By JAMES MITCHELL
Sunday Times Newspapers
TAYLOR — Recently appointed City Treasurer Lynn Cleary said city officials may be in a no-win situation: Fulfill an obligation to present a balanced budget; or cancel retirement benefits promised elected officials by previous administrations.
“I understand that some of these things are going to hurt,” Cleary said. “But if you say no to one thing you have to find something to replace it.”
Cleary, who accepted the treasurer’s responsibilities after city officials wrestled with the appointment for months, previously served as superintendent for Lincoln Consolidated Schools before retiring in June. Last month she took over the treasurer’s office vacated in June 2011 by Wayne Avery.

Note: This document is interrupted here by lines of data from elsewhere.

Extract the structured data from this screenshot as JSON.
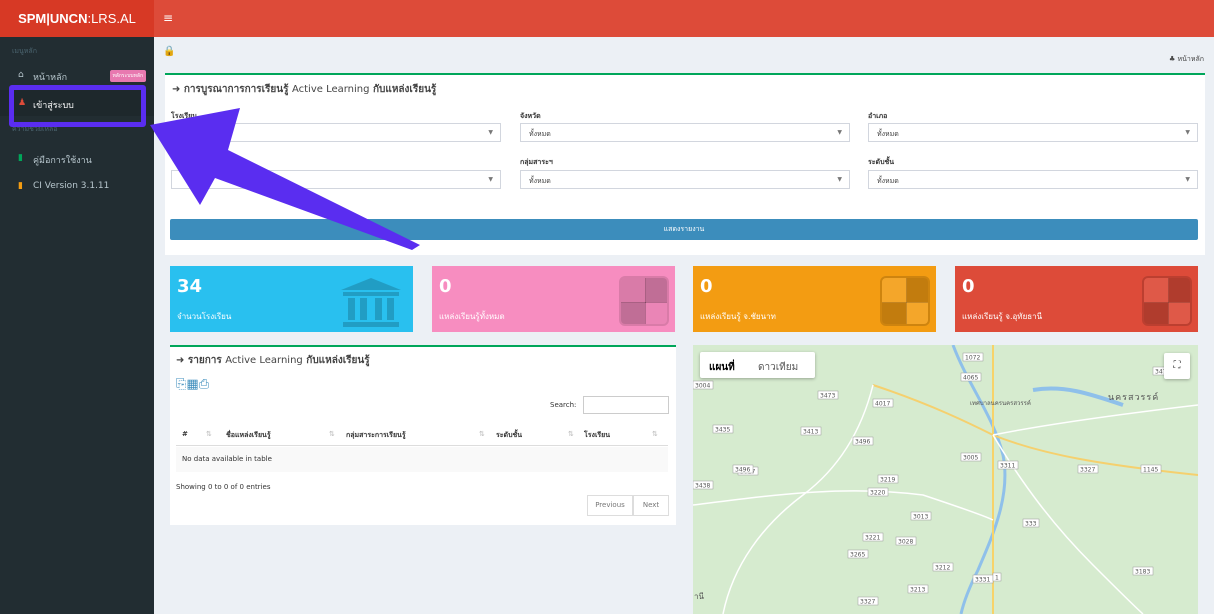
{
  "brand": {
    "bold": "SPM|UNCN",
    "rest": ":LRS.AL"
  },
  "topbar": {
    "menu_icon": "≡"
  },
  "sidebar": {
    "header_main": "เมนูหลัก",
    "items": [
      {
        "icon": "home-icon",
        "glyph": "⌂",
        "label": "หน้าหลัก",
        "badge": "หลักระบบหลัก"
      },
      {
        "icon": "user-icon",
        "glyph": "♟",
        "label": "เข้าสู่ระบบ"
      },
      {
        "icon": "book-icon",
        "glyph": "▮",
        "label": "คู่มือการใช้งาน"
      },
      {
        "icon": "book-icon",
        "glyph": "▮",
        "label": "CI Version 3.1.11"
      }
    ],
    "header_help": "ความช่วยเหลือ"
  },
  "breadcrumb": {
    "label": "หน้าหลัก",
    "icon": "sitemap-icon",
    "glyph": "♣"
  },
  "filter_box": {
    "title_prefix": "การบูรณาการการเรียนรู้",
    "title_mid": "Active Learning",
    "title_suffix": "กับแหล่งเรียนรู้",
    "fields": [
      {
        "label": "โรงเรียน",
        "value": ""
      },
      {
        "label": "จังหวัด",
        "value": "ทั้งหมด"
      },
      {
        "label": "อำเภอ",
        "value": "ทั้งหมด"
      },
      {
        "label": "",
        "value": ""
      },
      {
        "label": "กลุ่มสาระฯ",
        "value": "ทั้งหมด"
      },
      {
        "label": "ระดับชั้น",
        "value": "ทั้งหมด"
      }
    ],
    "submit_label": "แสดงรายงาน"
  },
  "stats": [
    {
      "number": "34",
      "label": "จำนวนโรงเรียน",
      "color": "#29c0ef"
    },
    {
      "number": "0",
      "label": "แหล่งเรียนรู้ทั้งหมด",
      "color": "#f78dc0"
    },
    {
      "number": "0",
      "label": "แหล่งเรียนรู้ จ.ชัยนาท",
      "color": "#f39c12"
    },
    {
      "number": "0",
      "label": "แหล่งเรียนรู้ จ.อุทัยธานี",
      "color": "#dd4b39"
    }
  ],
  "list_box": {
    "title_prefix": "รายการ",
    "title_mid": "Active Learning",
    "title_suffix": "กับแหล่งเรียนรู้",
    "search_label": "Search:",
    "columns": [
      "#",
      "ชื่อแหล่งเรียนรู้",
      "กลุ่มสาระการเรียนรู้",
      "ระดับชั้น",
      "โรงเรียน"
    ],
    "empty_text": "No data available in table",
    "info_text": "Showing 0 to 0 of 0 entries",
    "prev_label": "Previous",
    "next_label": "Next"
  },
  "map": {
    "tab_map": "แผนที่",
    "tab_satellite": "ดาวเทียม",
    "fullscreen_glyph": "⛶",
    "labels": {
      "city": "นครสวรรค์",
      "town": "เทศบาลนครนครสวรรค์",
      "edge": "านี"
    },
    "road_numbers": [
      "1072",
      "4065",
      "3475",
      "3004",
      "3473",
      "4017",
      "3435",
      "3413",
      "3496",
      "3017",
      "3005",
      "3311",
      "3327",
      "1145",
      "3438",
      "3496",
      "3219",
      "3220",
      "3013",
      "3221",
      "3028",
      "333",
      "3265",
      "3212",
      "3331",
      "3183",
      "3213",
      "3327",
      "1"
    ]
  }
}
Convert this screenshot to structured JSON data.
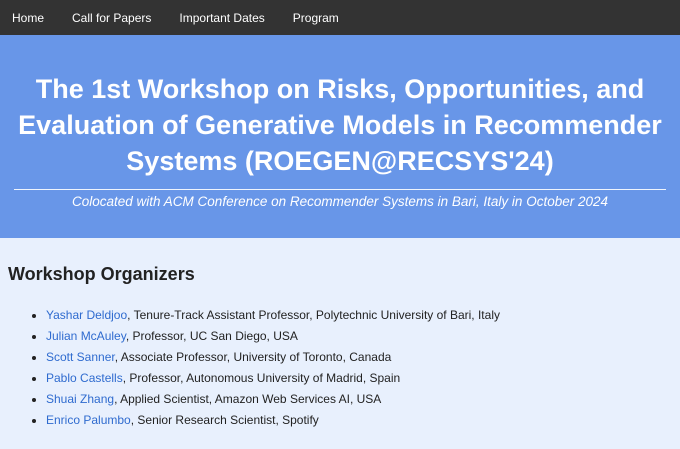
{
  "nav": {
    "items": [
      "Home",
      "Call for Papers",
      "Important Dates",
      "Program"
    ]
  },
  "hero": {
    "title": "The 1st Workshop on Risks, Opportunities, and Evaluation of Generative Models in Recommender Systems (ROEGEN@RECSYS'24)",
    "subtitle": "Colocated with ACM Conference on Recommender Systems in Bari, Italy in October 2024"
  },
  "organizers": {
    "heading": "Workshop Organizers",
    "people": [
      {
        "name": "Yashar Deldjoo",
        "role": ", Tenure-Track Assistant Professor, Polytechnic University of Bari, Italy"
      },
      {
        "name": "Julian McAuley",
        "role": ", Professor, UC San Diego, USA"
      },
      {
        "name": "Scott Sanner",
        "role": ", Associate Professor, University of Toronto, Canada"
      },
      {
        "name": "Pablo Castells",
        "role": ", Professor, Autonomous University of Madrid, Spain"
      },
      {
        "name": "Shuai Zhang",
        "role": ", Applied Scientist, Amazon Web Services AI, USA"
      },
      {
        "name": "Enrico Palumbo",
        "role": ", Senior Research Scientist, Spotify"
      }
    ]
  },
  "colors": {
    "navbar": "#333333",
    "hero": "#6896e8",
    "page": "#e8f0fd",
    "link": "#2f6bcf"
  }
}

The first weeks on the job have been a learning curve for Cleary, who said the city has difficult decisions to make. A study session Thursday evening was one of many planned between now and a deadline for preparing a balanced budget.
The second and likely final extension for city officials to submit a deficit reduction plan to the state is April 9. A final regular meeting prior to that deadline Aug. 3, is expected to include debate on how to remove more than $5 million from the budget.
Failure by city administrators to present a plan for eliminating the debt within five years could result in Emergency Financial Management takeover of the city’s administration.
Last week’s regular council meeting featured a proposal to eliminate benefits for part-time and retired elected officials, a move that could save the city $180,000 annually. Mayor Jeffrey Lamarand asked the council to approve a resolution to eliminate non-vested benefits for past elected officials, current part-time elected officials on city council, and future retirees who may have been entitled to the benefits.
“The city is hemorrhaging money and we need to scrape for every nickel to slow the bleeding,” Lamarand said.
While on city council, Lamarand made a similar proposal in 2008 that was voted down. The ordinance was amended in 2009 to eliminate benefits for future members of council elected after 2009; Lamarand was the first full-time official affected by the change, which he supported.
City Council Chair Cheryl Burke, also affected by the 2009 resolution, supported the proposal.
“Most people this affects have another option,” Burke said. “I believe many of them would say they are fortunate to have received these extra benefits this long.”
Not everyone agreed, and a four-hour study session Monday failed to result in a vote of approval during Tuesday’s meeting. Instead, the matter was tabled for further consideration. City Clerk Mary Ann Rilley and Councilman John Delo said that the city made a promise to those who served, and eliminating benefits would diminish the value of elected officials.
“Benefits are a very sensitive issue,” Cleary said. “But one that can be looked at as one piece of the puzzle.”
Cleary said that Thursday’s study session took a long look at possible budget reductions, which combined with new revenue sources could resolve the issue.
As the deadline approaches, city officials will continue to meet, hold study sessions and negotiate with employee unions in hopes of trimming more than $5 million worth of expenses. Consideration of seeking a Headlee amendment override to generate revenue was cancelled, and officials said that cuts, layoffs and service reductions are the only means left for balancing the budget.
“I’m an optimist,” Cleary said. “I think we will come to an agreement and avoid takeover.”
(James Mitchell can be reached at [email protected].)